● **Your objective**: Without the pictures, repeat all of the data exactly as it appears below.

● **The input**:
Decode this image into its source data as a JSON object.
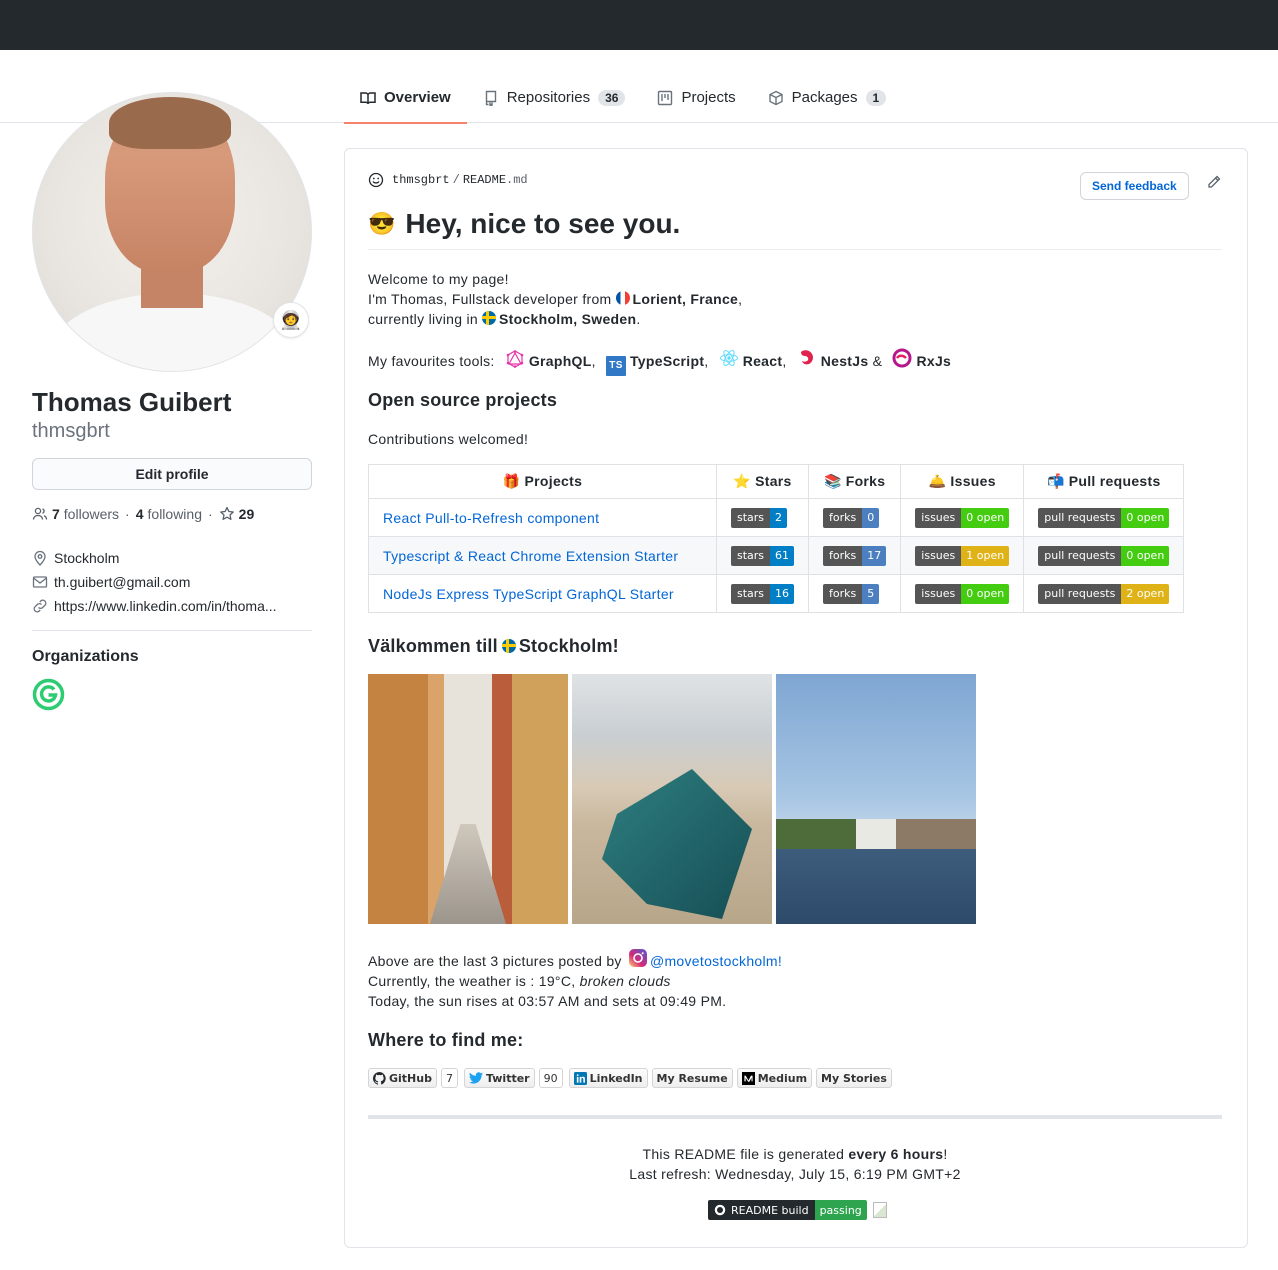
{
  "tabs": [
    {
      "label": "Overview",
      "icon": "book-icon",
      "active": true
    },
    {
      "label": "Repositories",
      "icon": "repo-icon",
      "count": "36"
    },
    {
      "label": "Projects",
      "icon": "project-icon"
    },
    {
      "label": "Packages",
      "icon": "package-icon",
      "count": "1"
    }
  ],
  "profile": {
    "name": "Thomas Guibert",
    "login": "thmsgbrt",
    "status_emoji": "🧑‍🚀",
    "edit_label": "Edit profile",
    "followers_count": "7",
    "followers_label": "followers",
    "following_count": "4",
    "following_label": "following",
    "stars_count": "29",
    "location": "Stockholm",
    "email": "th.guibert@gmail.com",
    "website": "https://www.linkedin.com/in/thoma..."
  },
  "organizations": {
    "title": "Organizations",
    "color": "#2ecc71"
  },
  "readme": {
    "path_user": "thmsgbrt",
    "path_sep": "/",
    "path_file": "README",
    "path_ext": ".md",
    "feedback_label": "Send feedback",
    "heading_emoji": "😎",
    "heading": "Hey, nice to see you.",
    "welcome": "Welcome to my page!",
    "intro_1": "I'm Thomas, Fullstack developer from",
    "intro_place_1": "Lorient, France",
    "intro_2": "currently living in",
    "intro_place_2": "Stockholm, Sweden",
    "tools_label": "My favourites tools:",
    "tools": [
      "GraphQL",
      "TypeScript",
      "React",
      "NestJs",
      "RxJs"
    ],
    "oss_title": "Open source projects",
    "contrib": "Contributions welcomed!",
    "table_headers": [
      "Projects",
      "Stars",
      "Forks",
      "Issues",
      "Pull requests"
    ],
    "table_header_icons": [
      "🎁",
      "⭐",
      "📚",
      "🛎️",
      "📬"
    ],
    "projects": [
      {
        "name": "React Pull-to-Refresh component",
        "stars": "2",
        "forks": "0",
        "issues": "0 open",
        "issues_color": "#4c1",
        "prs": "0 open",
        "prs_color": "#4c1"
      },
      {
        "name": "Typescript & React Chrome Extension Starter",
        "stars": "61",
        "forks": "17",
        "issues": "1 open",
        "issues_color": "#dfb317",
        "prs": "0 open",
        "prs_color": "#4c1"
      },
      {
        "name": "NodeJs Express TypeScript GraphQL Starter",
        "stars": "16",
        "forks": "5",
        "issues": "0 open",
        "issues_color": "#4c1",
        "prs": "2 open",
        "prs_color": "#dfb317"
      }
    ],
    "badge_labels": {
      "stars": "stars",
      "forks": "forks",
      "issues": "issues",
      "prs": "pull requests"
    },
    "badge_blue": "#007ec6",
    "badge_forks_blue": "#4c7fbf",
    "stockholm_title_1": "Välkommen till",
    "stockholm_title_2": "Stockholm!",
    "pictures_line": "Above are the last 3 pictures posted by",
    "instagram": "@movetostockholm!",
    "weather_prefix": "Currently, the weather is : 19°C,",
    "weather_desc": "broken clouds",
    "sun_line": "Today, the sun rises at 03:57 AM and sets at 09:49 PM.",
    "find_title": "Where to find me:",
    "social": [
      {
        "label": "GitHub",
        "icon": "github-icon",
        "count": "7"
      },
      {
        "label": "Twitter",
        "icon": "twitter-icon",
        "count": "90"
      },
      {
        "label": "LinkedIn",
        "icon": "linkedin-icon"
      },
      {
        "label": "My Resume"
      },
      {
        "label": "Medium",
        "icon": "medium-icon"
      },
      {
        "label": "My Stories"
      }
    ],
    "generated_1": "This README file is generated",
    "generated_bold": "every 6 hours",
    "generated_2": "!",
    "last_refresh": "Last refresh: Wednesday, July 15, 6:19 PM GMT+2",
    "build_label": "README build",
    "build_status": "passing",
    "build_color": "#2ea44f"
  }
}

● **Solution for this exercise**:
Decode this image into its source data as a JSON object.
{
  "tabs": [
    {
      "label": "Overview",
      "icon": "book-icon",
      "active": true
    },
    {
      "label": "Repositories",
      "icon": "repo-icon",
      "count": "36"
    },
    {
      "label": "Projects",
      "icon": "project-icon"
    },
    {
      "label": "Packages",
      "icon": "package-icon",
      "count": "1"
    }
  ],
  "profile": {
    "name": "Thomas Guibert",
    "login": "thmsgbrt",
    "status_emoji": "🧑‍🚀",
    "edit_label": "Edit profile",
    "followers_count": "7",
    "followers_label": "followers",
    "following_count": "4",
    "following_label": "following",
    "stars_count": "29",
    "location": "Stockholm",
    "email": "th.guibert@gmail.com",
    "website": "https://www.linkedin.com/in/thoma..."
  },
  "organizations": {
    "title": "Organizations",
    "color": "#2ecc71"
  },
  "readme": {
    "path_user": "thmsgbrt",
    "path_sep": "/",
    "path_file": "README",
    "path_ext": ".md",
    "feedback_label": "Send feedback",
    "heading_emoji": "😎",
    "heading": "Hey, nice to see you.",
    "welcome": "Welcome to my page!",
    "intro_1": "I'm Thomas, Fullstack developer from",
    "intro_place_1": "Lorient, France",
    "intro_2": "currently living in",
    "intro_place_2": "Stockholm, Sweden",
    "tools_label": "My favourites tools:",
    "tools": [
      "GraphQL",
      "TypeScript",
      "React",
      "NestJs",
      "RxJs"
    ],
    "oss_title": "Open source projects",
    "contrib": "Contributions welcomed!",
    "table_headers": [
      "Projects",
      "Stars",
      "Forks",
      "Issues",
      "Pull requests"
    ],
    "table_header_icons": [
      "🎁",
      "⭐",
      "📚",
      "🛎️",
      "📬"
    ],
    "projects": [
      {
        "name": "React Pull-to-Refresh component",
        "stars": "2",
        "forks": "0",
        "issues": "0 open",
        "issues_color": "#4c1",
        "prs": "0 open",
        "prs_color": "#4c1"
      },
      {
        "name": "Typescript & React Chrome Extension Starter",
        "stars": "61",
        "forks": "17",
        "issues": "1 open",
        "issues_color": "#dfb317",
        "prs": "0 open",
        "prs_color": "#4c1"
      },
      {
        "name": "NodeJs Express TypeScript GraphQL Starter",
        "stars": "16",
        "forks": "5",
        "issues": "0 open",
        "issues_color": "#4c1",
        "prs": "2 open",
        "prs_color": "#dfb317"
      }
    ],
    "badge_labels": {
      "stars": "stars",
      "forks": "forks",
      "issues": "issues",
      "prs": "pull requests"
    },
    "badge_blue": "#007ec6",
    "badge_forks_blue": "#4c7fbf",
    "stockholm_title_1": "Välkommen till",
    "stockholm_title_2": "Stockholm!",
    "pictures_line": "Above are the last 3 pictures posted by",
    "instagram": "@movetostockholm!",
    "weather_prefix": "Currently, the weather is : 19°C,",
    "weather_desc": "broken clouds",
    "sun_line": "Today, the sun rises at 03:57 AM and sets at 09:49 PM.",
    "find_title": "Where to find me:",
    "social": [
      {
        "label": "GitHub",
        "icon": "github-icon",
        "count": "7"
      },
      {
        "label": "Twitter",
        "icon": "twitter-icon",
        "count": "90"
      },
      {
        "label": "LinkedIn",
        "icon": "linkedin-icon"
      },
      {
        "label": "My Resume"
      },
      {
        "label": "Medium",
        "icon": "medium-icon"
      },
      {
        "label": "My Stories"
      }
    ],
    "generated_1": "This README file is generated",
    "generated_bold": "every 6 hours",
    "generated_2": "!",
    "last_refresh": "Last refresh: Wednesday, July 15, 6:19 PM GMT+2",
    "build_label": "README build",
    "build_status": "passing",
    "build_color": "#2ea44f"
  }
}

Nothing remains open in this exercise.